When a line in the entries below contains "JSON", tally it; give the tally with nothing added.

┏━━

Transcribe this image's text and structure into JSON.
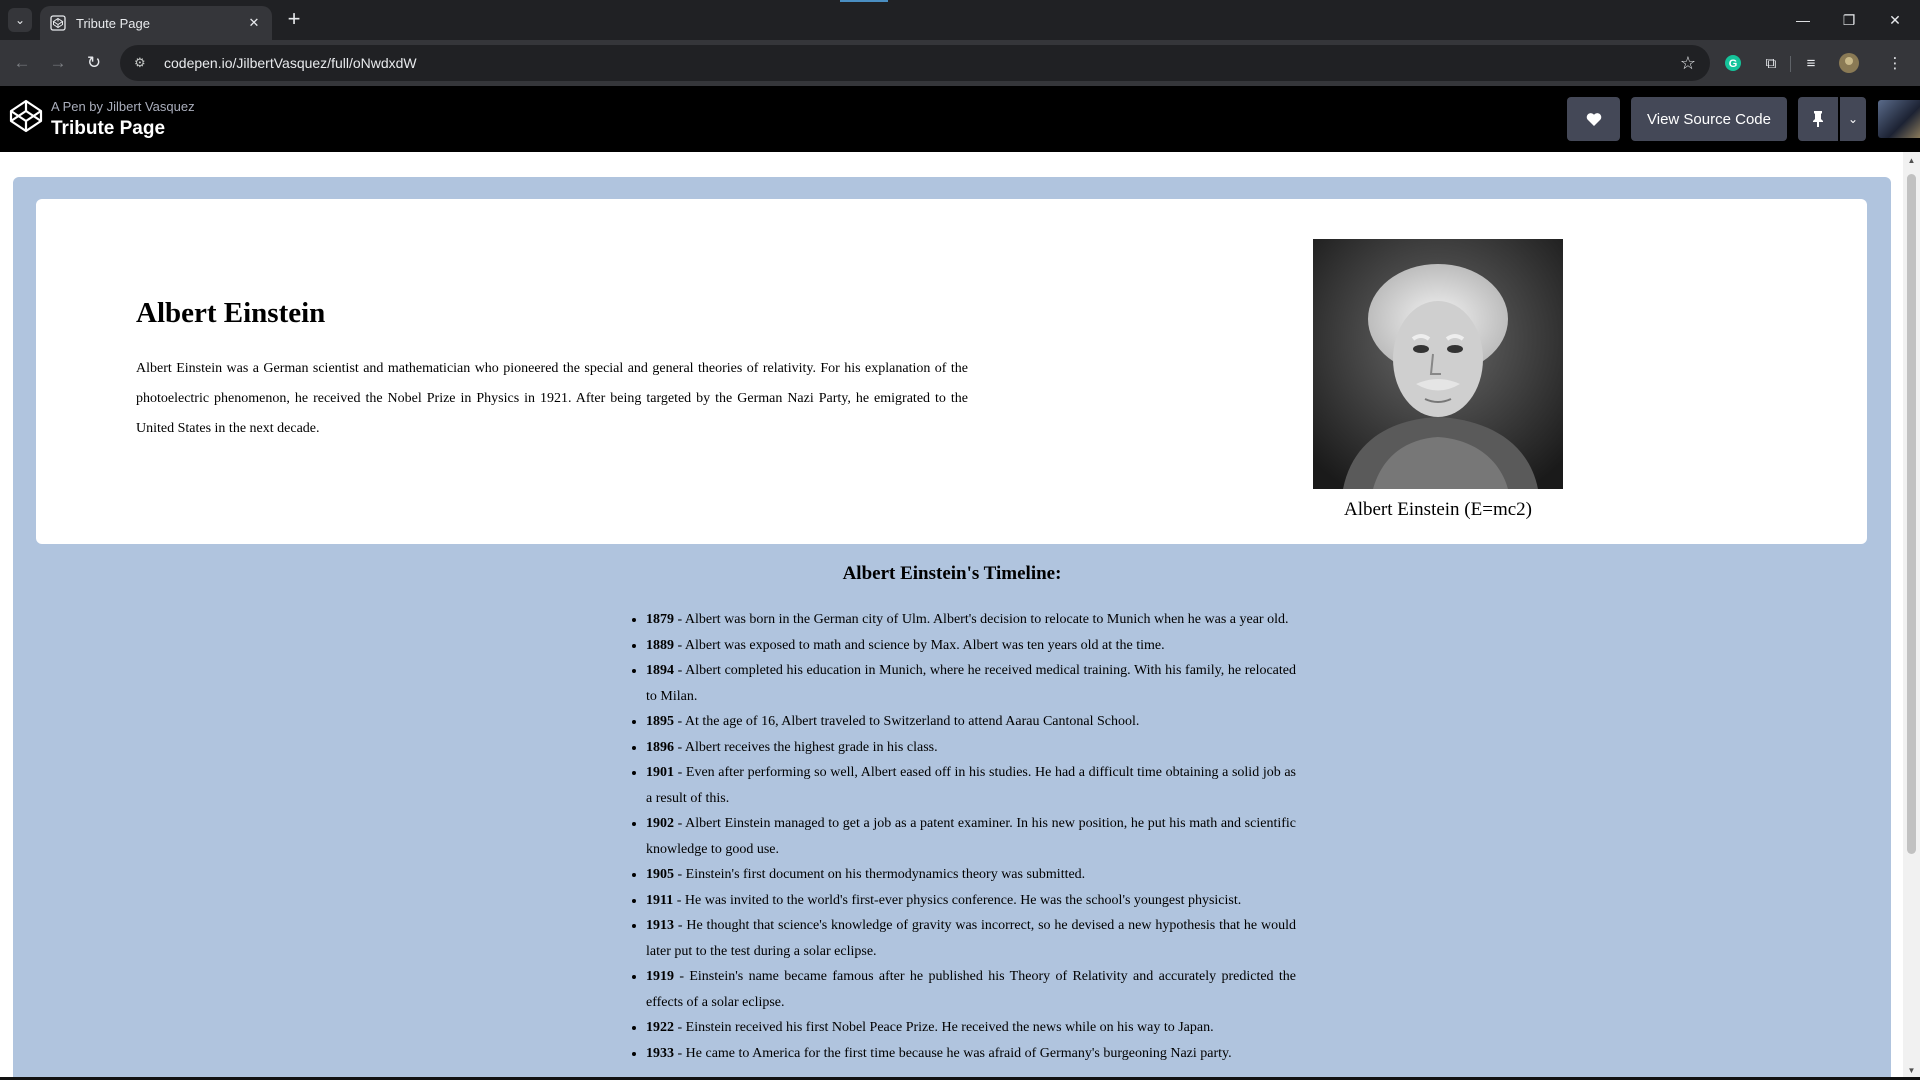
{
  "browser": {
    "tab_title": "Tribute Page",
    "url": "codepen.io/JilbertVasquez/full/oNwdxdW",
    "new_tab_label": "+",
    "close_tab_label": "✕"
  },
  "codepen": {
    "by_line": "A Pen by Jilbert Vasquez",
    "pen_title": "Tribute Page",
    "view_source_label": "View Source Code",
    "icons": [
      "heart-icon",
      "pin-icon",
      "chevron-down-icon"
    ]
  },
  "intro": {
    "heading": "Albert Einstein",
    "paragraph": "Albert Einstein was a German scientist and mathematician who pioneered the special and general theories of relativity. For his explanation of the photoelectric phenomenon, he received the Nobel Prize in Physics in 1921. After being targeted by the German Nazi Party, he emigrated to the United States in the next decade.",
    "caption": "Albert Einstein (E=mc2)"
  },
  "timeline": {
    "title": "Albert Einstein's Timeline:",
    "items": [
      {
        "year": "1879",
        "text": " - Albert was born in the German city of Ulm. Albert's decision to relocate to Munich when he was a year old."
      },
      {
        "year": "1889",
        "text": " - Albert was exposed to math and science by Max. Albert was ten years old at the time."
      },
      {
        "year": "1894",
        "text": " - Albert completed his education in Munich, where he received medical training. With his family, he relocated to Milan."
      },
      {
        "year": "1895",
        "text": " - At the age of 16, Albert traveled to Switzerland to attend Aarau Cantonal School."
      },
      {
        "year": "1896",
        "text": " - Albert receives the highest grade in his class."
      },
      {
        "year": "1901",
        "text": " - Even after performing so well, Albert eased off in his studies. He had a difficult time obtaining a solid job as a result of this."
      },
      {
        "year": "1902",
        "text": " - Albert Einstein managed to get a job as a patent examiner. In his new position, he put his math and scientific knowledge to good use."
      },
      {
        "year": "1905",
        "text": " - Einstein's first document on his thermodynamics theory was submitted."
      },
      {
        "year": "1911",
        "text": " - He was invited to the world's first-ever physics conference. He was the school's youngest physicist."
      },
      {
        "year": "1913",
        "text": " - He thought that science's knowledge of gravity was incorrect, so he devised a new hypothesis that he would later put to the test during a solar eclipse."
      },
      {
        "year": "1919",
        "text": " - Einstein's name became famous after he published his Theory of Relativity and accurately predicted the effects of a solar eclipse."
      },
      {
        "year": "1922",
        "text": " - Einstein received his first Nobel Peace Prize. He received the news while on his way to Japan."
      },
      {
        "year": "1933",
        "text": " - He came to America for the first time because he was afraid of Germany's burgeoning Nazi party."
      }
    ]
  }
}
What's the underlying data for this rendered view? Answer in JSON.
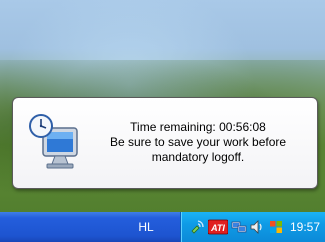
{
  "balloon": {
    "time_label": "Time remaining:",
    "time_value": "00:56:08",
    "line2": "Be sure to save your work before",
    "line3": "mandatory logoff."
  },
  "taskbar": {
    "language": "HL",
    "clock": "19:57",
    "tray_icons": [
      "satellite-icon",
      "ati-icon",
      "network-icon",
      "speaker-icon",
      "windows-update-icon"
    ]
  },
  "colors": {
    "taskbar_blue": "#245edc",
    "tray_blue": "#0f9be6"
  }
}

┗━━
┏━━

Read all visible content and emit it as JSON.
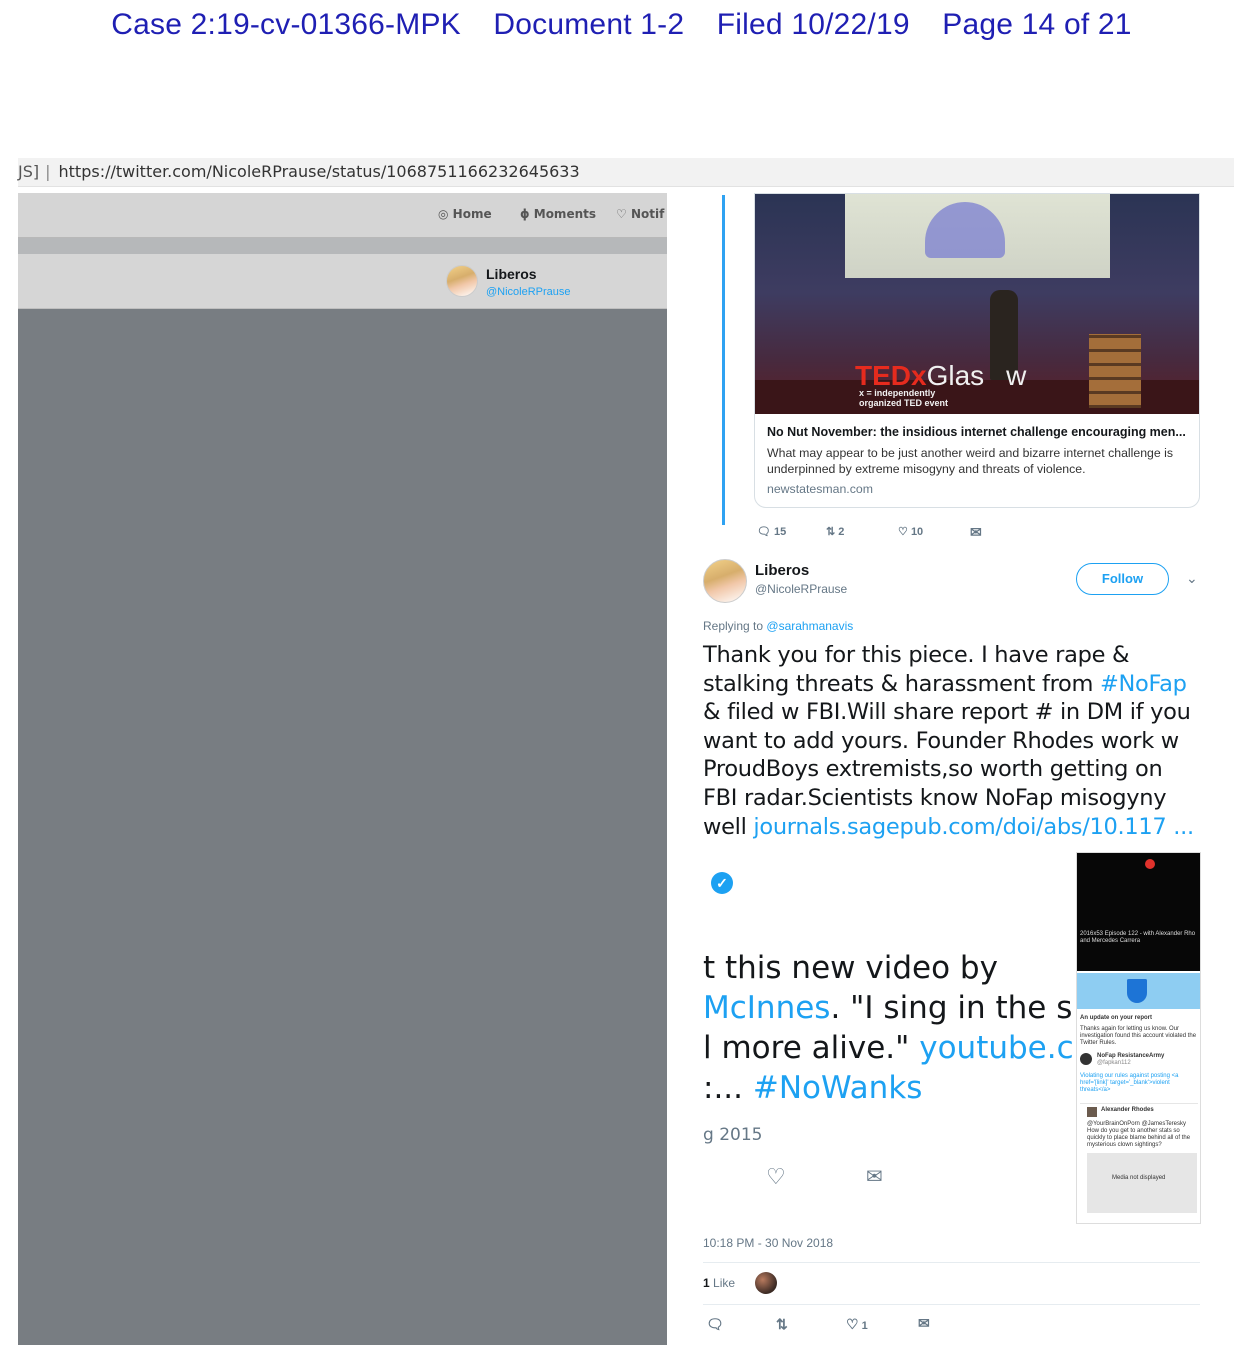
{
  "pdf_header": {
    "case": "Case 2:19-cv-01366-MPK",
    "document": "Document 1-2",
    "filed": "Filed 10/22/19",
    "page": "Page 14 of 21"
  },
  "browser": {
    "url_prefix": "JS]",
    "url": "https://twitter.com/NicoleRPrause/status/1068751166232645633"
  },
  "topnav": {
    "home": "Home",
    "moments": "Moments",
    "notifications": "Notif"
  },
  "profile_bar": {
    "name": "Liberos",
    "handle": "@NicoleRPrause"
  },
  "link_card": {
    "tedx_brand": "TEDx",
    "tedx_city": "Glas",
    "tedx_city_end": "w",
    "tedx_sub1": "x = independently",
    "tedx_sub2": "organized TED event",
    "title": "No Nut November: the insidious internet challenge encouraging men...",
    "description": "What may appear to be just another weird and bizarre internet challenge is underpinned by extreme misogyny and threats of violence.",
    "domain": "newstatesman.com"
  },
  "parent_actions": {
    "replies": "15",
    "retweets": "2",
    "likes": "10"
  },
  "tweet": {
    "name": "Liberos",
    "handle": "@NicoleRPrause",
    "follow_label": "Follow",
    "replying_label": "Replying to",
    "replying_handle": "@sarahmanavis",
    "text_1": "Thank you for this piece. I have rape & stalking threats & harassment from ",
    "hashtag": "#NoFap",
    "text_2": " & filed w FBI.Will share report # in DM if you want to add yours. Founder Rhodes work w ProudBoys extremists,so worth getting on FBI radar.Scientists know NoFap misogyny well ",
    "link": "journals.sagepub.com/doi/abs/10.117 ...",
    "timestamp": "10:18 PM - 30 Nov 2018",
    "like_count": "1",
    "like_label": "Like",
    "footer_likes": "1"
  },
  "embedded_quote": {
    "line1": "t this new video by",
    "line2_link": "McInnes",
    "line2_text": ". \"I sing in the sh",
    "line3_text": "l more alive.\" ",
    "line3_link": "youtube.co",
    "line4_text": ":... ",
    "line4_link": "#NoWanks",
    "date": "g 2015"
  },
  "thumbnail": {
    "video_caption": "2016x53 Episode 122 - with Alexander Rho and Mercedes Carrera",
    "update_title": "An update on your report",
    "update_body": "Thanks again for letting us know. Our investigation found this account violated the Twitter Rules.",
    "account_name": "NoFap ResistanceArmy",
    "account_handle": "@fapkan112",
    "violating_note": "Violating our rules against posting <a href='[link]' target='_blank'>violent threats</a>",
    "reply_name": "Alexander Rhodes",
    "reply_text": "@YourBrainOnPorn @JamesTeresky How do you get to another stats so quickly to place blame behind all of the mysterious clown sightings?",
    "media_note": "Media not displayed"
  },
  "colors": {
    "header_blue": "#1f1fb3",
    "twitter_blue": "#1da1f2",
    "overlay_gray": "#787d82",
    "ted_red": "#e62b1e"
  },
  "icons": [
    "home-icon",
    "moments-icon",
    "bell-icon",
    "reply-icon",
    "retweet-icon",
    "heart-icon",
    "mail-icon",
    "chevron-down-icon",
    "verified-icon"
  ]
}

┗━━
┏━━

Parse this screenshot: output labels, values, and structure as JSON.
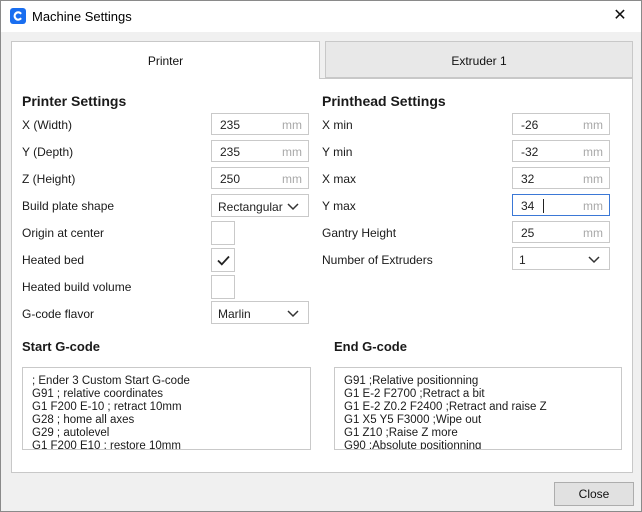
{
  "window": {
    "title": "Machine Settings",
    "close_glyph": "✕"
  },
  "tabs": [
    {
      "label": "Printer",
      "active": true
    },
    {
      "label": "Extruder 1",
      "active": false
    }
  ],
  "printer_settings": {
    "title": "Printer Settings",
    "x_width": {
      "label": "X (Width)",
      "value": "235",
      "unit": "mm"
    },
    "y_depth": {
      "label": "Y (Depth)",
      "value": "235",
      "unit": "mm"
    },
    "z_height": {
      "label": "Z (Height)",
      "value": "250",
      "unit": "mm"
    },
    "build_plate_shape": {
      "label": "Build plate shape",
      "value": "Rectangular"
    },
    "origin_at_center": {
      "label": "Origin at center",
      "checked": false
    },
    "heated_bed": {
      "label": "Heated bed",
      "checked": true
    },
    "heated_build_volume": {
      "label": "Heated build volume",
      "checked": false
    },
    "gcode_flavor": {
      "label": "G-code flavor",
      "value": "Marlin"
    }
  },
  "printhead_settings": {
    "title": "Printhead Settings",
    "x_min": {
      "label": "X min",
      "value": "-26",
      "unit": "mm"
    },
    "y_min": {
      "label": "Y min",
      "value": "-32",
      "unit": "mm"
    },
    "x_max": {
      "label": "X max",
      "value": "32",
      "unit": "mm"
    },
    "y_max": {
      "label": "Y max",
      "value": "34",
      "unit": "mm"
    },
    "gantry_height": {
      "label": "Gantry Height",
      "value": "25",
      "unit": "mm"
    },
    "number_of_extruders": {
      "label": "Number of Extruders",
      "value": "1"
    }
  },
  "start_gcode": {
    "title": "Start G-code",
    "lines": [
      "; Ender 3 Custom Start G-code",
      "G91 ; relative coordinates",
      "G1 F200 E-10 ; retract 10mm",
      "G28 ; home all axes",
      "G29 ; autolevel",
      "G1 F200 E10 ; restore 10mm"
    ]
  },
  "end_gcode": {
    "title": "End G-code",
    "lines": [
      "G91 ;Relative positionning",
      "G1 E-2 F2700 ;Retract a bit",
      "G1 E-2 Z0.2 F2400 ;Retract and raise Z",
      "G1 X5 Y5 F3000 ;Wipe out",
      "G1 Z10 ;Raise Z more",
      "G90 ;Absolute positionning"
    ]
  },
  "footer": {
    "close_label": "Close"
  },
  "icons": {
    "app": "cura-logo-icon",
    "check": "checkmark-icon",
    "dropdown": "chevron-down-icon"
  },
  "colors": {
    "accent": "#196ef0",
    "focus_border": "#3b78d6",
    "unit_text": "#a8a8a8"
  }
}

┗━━

> _RESPONSE BELOW_:
4